LTL (Less-than-Truckload) shipping is usually a more affordable option, but it’s not without its drawbacks. LTL shipping is commonly used for shippers who only have a few pallets, since the trucks are loaded with several different shipments that are heading in the same direction at the same time, to save money. This puts your goods at a greater risk of damage and theft, since not every shipper is careful about securing their goods. If a pallet topples, it could take your books with it. Additionally, since the truck is carrying more than one shipment at a time, that means it spends more time stopped and being loaded or unloaded, providing more opportunities for thieves.
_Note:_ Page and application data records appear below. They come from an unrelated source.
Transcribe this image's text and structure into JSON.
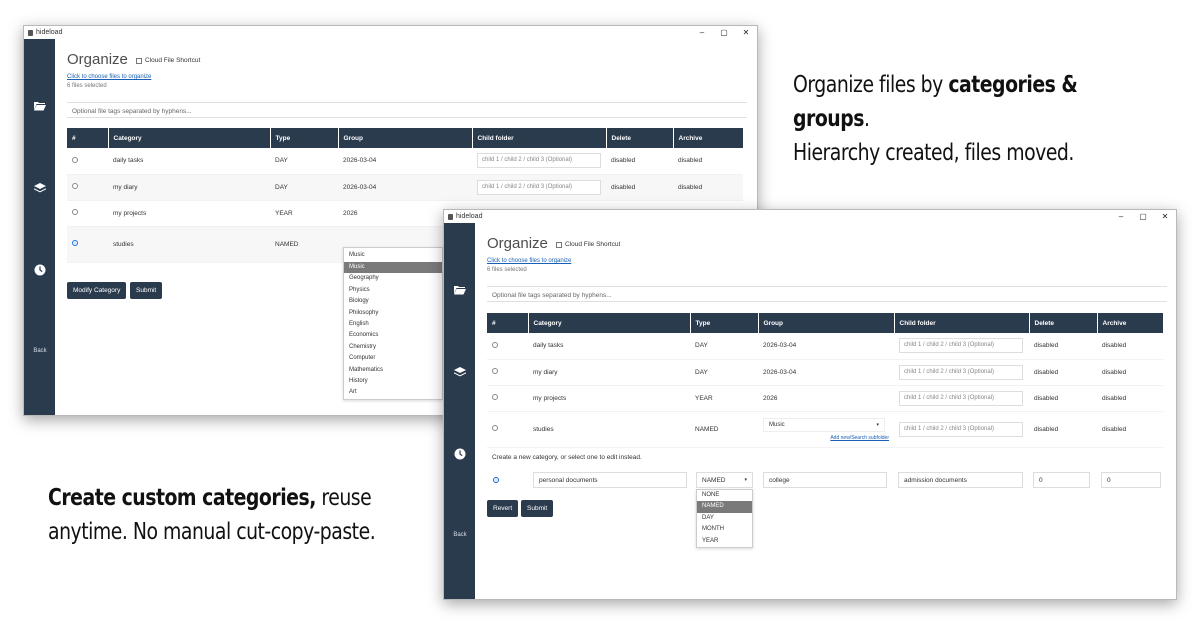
{
  "app": {
    "title": "hideload",
    "back_label": "Back"
  },
  "window_controls": {
    "minimize": "–",
    "maximize": "▢",
    "close": "✕"
  },
  "organize": {
    "title": "Organize",
    "shortcut_label": "Cloud File Shortcut",
    "choose_link": "Click to choose files to organize",
    "files_selected": "6 files selected",
    "tags_placeholder": "Optional file tags separated by hyphens..."
  },
  "table": {
    "headers": [
      "#",
      "Category",
      "Type",
      "Group",
      "Child folder",
      "Delete",
      "Archive"
    ],
    "child_placeholder": "child 1 / child 2 / child 3 (Optional)",
    "rows": [
      {
        "category": "daily tasks",
        "type": "DAY",
        "group": "2026-03-04",
        "delete": "disabled",
        "archive": "disabled"
      },
      {
        "category": "my diary",
        "type": "DAY",
        "group": "2026-03-04",
        "delete": "disabled",
        "archive": "disabled"
      },
      {
        "category": "my projects",
        "type": "YEAR",
        "group": "2026",
        "delete": "disabled",
        "archive": "disabled"
      },
      {
        "category": "studies",
        "type": "NAMED",
        "group": "Music",
        "delete": "disabled",
        "archive": "disabled"
      }
    ]
  },
  "back_window": {
    "dropdown_value": "Music",
    "dropdown_options": [
      "Music",
      "Geography",
      "Physics",
      "Biology",
      "Philosophy",
      "English",
      "Economics",
      "Chemistry",
      "Computer",
      "Mathematics",
      "History",
      "Art"
    ],
    "buttons": {
      "modify": "Modify Category",
      "submit": "Submit"
    }
  },
  "front_window": {
    "add_new_link": "Add new/Search subfolder",
    "create_hint": "Create a new category, or select one to edit instead.",
    "edit_row": {
      "category": "personal documents",
      "type": "NAMED",
      "group": "college",
      "child": "admission documents",
      "delete": "0",
      "archive": "0"
    },
    "type_options": [
      "NONE",
      "NAMED",
      "DAY",
      "MONTH",
      "YEAR"
    ],
    "type_selected": "NAMED",
    "buttons": {
      "revert": "Revert",
      "submit": "Submit"
    }
  },
  "marketing": {
    "top_line1_pre": "Organize files by ",
    "top_line1_bold": "categories & groups",
    "top_line1_post": ".",
    "top_line2": "Hierarchy created, files moved.",
    "bottom_bold": "Create custom categories,",
    "bottom_rest1": " reuse",
    "bottom_line2": "anytime. No manual cut-copy-paste."
  },
  "icons": {
    "folder": "folder-open-icon",
    "layers": "layers-icon",
    "clock": "clock-icon"
  },
  "colors": {
    "sidebar": "#2b3b4e",
    "header": "#2b3b4e",
    "link": "#1a5fb4",
    "accent_radio": "#1e73e8"
  }
}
Shipping as FTL means your books would have an entire truck to themselves. They can go directly to their destination quickly and with no additional stops, and you wouldn’t have to worry about them getting damaged by other shipments. It might be a bit more expensive than LTL, but it’s often better to pay more for the security and peace of mind associated with knowing your shipment will arrive at its destination intact.
The easiest way to arrange shipping for your books is with the help of a Third-Party Logistics company (3PL) like R+L Global Logistics. 3PLs act as a liaison between shippers and carriers as a way of ensuring high-quality working relationships between the two parties. For shippers, a 3PL can help them find the best deal for moving their freight, and get them in touch with a vetted and reliable carrier with a good reputation. For carriers, a 3PL ensures that they get paid for their work, and can give them a steady stream of high-quality loads to move. Both parties benefit from the services of a 3PL.
But what exactly does the process of shipping with a 3PL look like? Thankfully, it’s pretty straightforward.
The first thing you would need to do as a shipper is to gather up all the information on the load you need to have shipped, including the zip codes for the origin and destination. Then, once you have that information on-hand, you would call the logistics company to get a quote for how much they think it will cost to move your shipment. If you decide to move forward with that price point, that representative will begin reaching out to different carriers to find the best value for you, so you don’t have to waste time comparing prices yourself.
All the hard parts involved with shipping freight, like communicating with the carrier and negotiating prices, will be left up to the 3PL to do for you. All you have to do is establish a time and a place for the shipment to be picked up, and the rest will follow like clockwork.
Compared to the process of finding a trustworthy carrier and setting everything up yourself, working with a 3PL is a breeze. Plus, when you work with a 3PL, you’ll have access to a range of other services and benefits that the company also offers, such as white glove service and warehousing. That, on top of quick service, high-end track and trace technology, and flexibility, makes it more than worthwhile to consider working with a well established 3PL like R+L Global Logistics.
Freight shipping books doesn’t have to be difficult. With R+L Global Logistics on your side, you can ship anything with ease! Our team of dedicated experts can boast 24/7 availability, multilingual specialists, and unparalleled flexibility to meet any customer’s needs! Not only that, but we can offer a range of different benefits such as:
With our unbeatable customer service and dedication to uphold our 99.5% on-time delivery record, you know you can get the best-in-class service from R+L Global Logistics. Whether you need a truck for freight shipping books, or any other commodity, we can provide you with the service you need. We can get your shipments delivered on-time, every time. What are you waiting for? Call (866) 353-7178 to get your free freight quote today!